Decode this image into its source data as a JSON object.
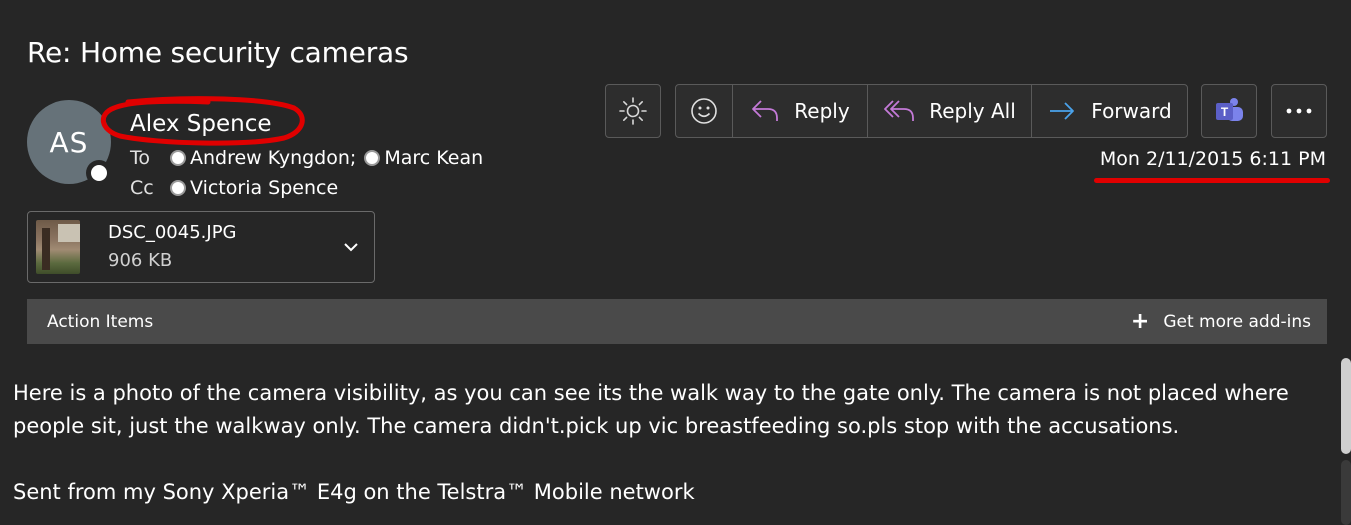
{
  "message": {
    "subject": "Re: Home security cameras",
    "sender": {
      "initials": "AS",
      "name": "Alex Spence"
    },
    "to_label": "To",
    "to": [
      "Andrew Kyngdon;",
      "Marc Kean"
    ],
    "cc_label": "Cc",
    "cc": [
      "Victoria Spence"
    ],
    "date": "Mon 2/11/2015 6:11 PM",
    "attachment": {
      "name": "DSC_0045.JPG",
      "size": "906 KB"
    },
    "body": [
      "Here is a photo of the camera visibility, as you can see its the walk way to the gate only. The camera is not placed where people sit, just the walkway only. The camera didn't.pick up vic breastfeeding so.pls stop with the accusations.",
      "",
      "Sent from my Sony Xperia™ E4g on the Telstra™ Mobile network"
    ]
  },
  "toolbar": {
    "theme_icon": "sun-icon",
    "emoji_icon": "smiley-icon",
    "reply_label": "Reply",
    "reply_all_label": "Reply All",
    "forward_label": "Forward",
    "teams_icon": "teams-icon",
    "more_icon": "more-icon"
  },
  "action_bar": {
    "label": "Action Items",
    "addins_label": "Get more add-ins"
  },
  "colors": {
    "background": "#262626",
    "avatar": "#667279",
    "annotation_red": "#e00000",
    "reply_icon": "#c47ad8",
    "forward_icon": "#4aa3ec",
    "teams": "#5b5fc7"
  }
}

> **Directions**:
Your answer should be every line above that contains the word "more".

> **Answer to the exercise**:
    "more_icon": "more-icon"
    "addins_label": "Get more add-ins"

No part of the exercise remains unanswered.